Recently a patron requested an audiobook. After much searching I discovered that the title is not available to Public Libraries. It is owned by Audible, anyone who wants to listen to that story will have to go through them.
By pure coincidence I was asked by my Board of Directors to write this article about e-audiobooks, copyrights and Public Libraries. It is a complex issue that has sparked a lot of discussion.
When Public Libraries purchase digital copies of books, we don’t actually own them. In most cases we pay a license fee that will have a series of conditions. For instance we may pay $65 for an audiobook that can be borrowed for a certain period of time or be lent for only a certain number of times. Or the contract might say both with the clause “which ever comes first”.
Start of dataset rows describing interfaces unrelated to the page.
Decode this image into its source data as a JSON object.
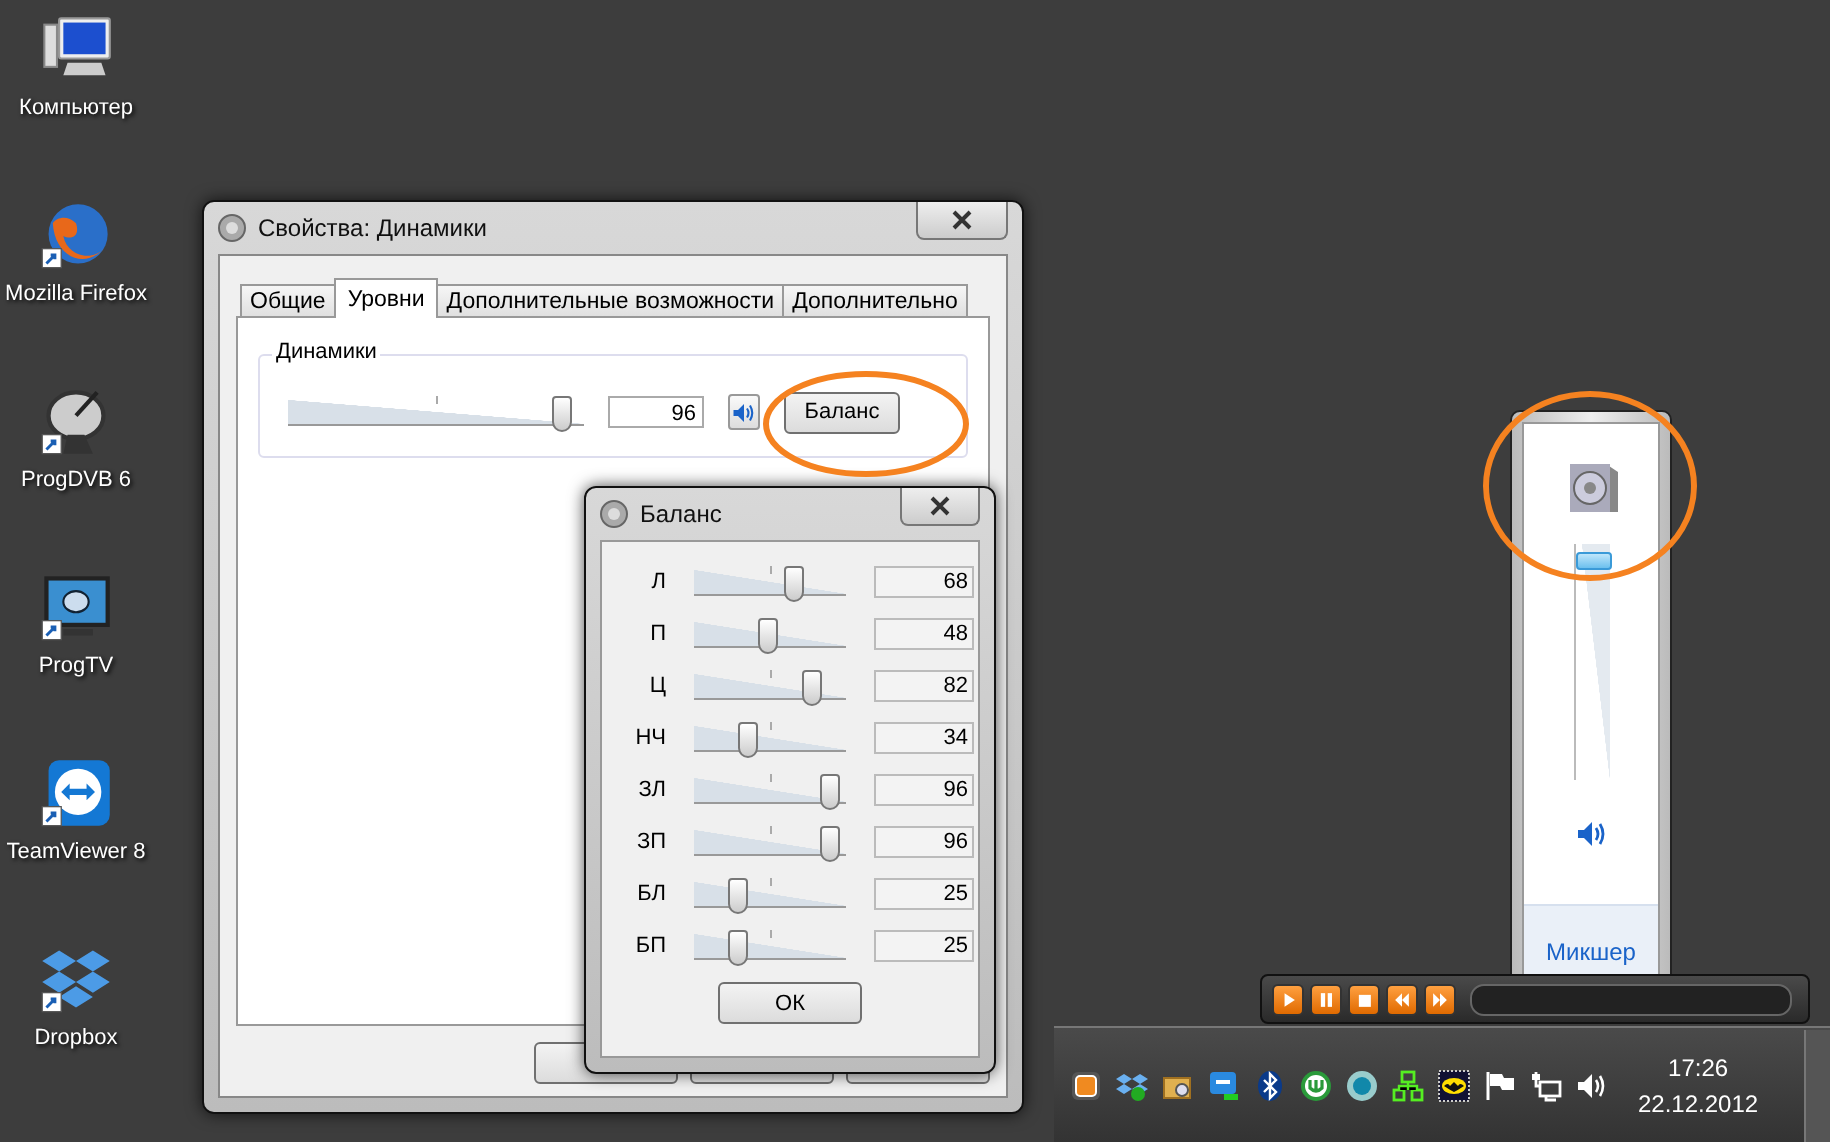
{
  "desktop_icons": [
    {
      "label": "Компьютер",
      "kind": "computer"
    },
    {
      "label": "Mozilla Firefox",
      "kind": "browser"
    },
    {
      "label": "ProgDVB 6",
      "kind": "dish"
    },
    {
      "label": "ProgTV",
      "kind": "tv"
    },
    {
      "label": "TeamViewer 8",
      "kind": "remote"
    },
    {
      "label": "Dropbox",
      "kind": "box"
    }
  ],
  "properties_window": {
    "title": "Свойства: Динамики",
    "tabs": [
      {
        "label": "Общие",
        "selected": false
      },
      {
        "label": "Уровни",
        "selected": true
      },
      {
        "label": "Дополнительные возможности",
        "selected": false
      },
      {
        "label": "Дополнительно",
        "selected": false
      }
    ],
    "group_label": "Динамики",
    "level": 0.96,
    "value": "96",
    "balance_button": "Баланс"
  },
  "balance_window": {
    "title": "Баланс",
    "channels": [
      {
        "name": "Л",
        "level": 0.68,
        "reading": "68"
      },
      {
        "name": "П",
        "level": 0.48,
        "reading": "48"
      },
      {
        "name": "Ц",
        "level": 0.82,
        "reading": "82"
      },
      {
        "name": "НЧ",
        "level": 0.34,
        "reading": "34"
      },
      {
        "name": "ЗЛ",
        "level": 0.96,
        "reading": "96"
      },
      {
        "name": "ЗП",
        "level": 0.96,
        "reading": "96"
      },
      {
        "name": "БЛ",
        "level": 0.25,
        "reading": "25"
      },
      {
        "name": "БП",
        "level": 0.25,
        "reading": "25"
      }
    ],
    "ok_button": "ОК"
  },
  "volume_mixer": {
    "level": 0.96,
    "mixer_link": "Микшер"
  },
  "taskbar": {
    "time": "17:26",
    "date": "22.12.2012"
  }
}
The prices Libraries pay for digital content is often extremely high. A typical trade paperback costs around $25.00. If protected by a $3 cover it can last a very long time and be borrowed many times over. The same title in digital format will cost a lot more (see $65 price tag above) and some contracts will only allow it to be borrowed 24 times.
More concerning than the pricing issue, is that sometimes titles are simply not available to Public Libraries. In the past years these have included Canada Reads and Giller Prize shortlisted titles. The reasons for this have to do with complex international copyright laws, technical issues and some publishers and producers just not wanting to share with Public Libraries.
Meanwhile the demand for digital content from Public Library patrons is rising every year. People really appreciate all the amazing stuff their Library card can get them, from digital stories, to a complete database of car repair manuals, to on-line courses, movies, magazines, and the list goes on.
The production of audiobooks is a more expensive undertaking that publishing a book, and there are good reasons for costs to be higher. Producers of audio books point out that Library use makes a heavier cut into audiobook sales, than paper books.
Public Libraries point out that we are an important part of the literary “ecosystem”. We introduce people to new authors and foster the love of reading. Studies have shown that Library users buy more books than people who don’t use their Public Library. We also have a responsibility to making resources accessible, and we want to make sure that great Canadian authors are not cut out of the Public Library system.
There is also the issue of royalties for authors. We are fortunate in Canada to have a Public Lending Rights program. This means that authors are paid an annual amount based on how often their books are borrowed from Public Libraries. This system has not extended to audiobooks yet, although it will be soon.
The fact of the matter is that in situations where an item is not available to Public Library users there is no guarantee that the author is making a bigger cut of the profits.
If you want to learn more about this issue and actions you can take, check out the Canadian Urban Libraries Council’s campaign about e-audiobooks for Libraries. https://librarianship.ca/news/culc-econtentforlibraries/.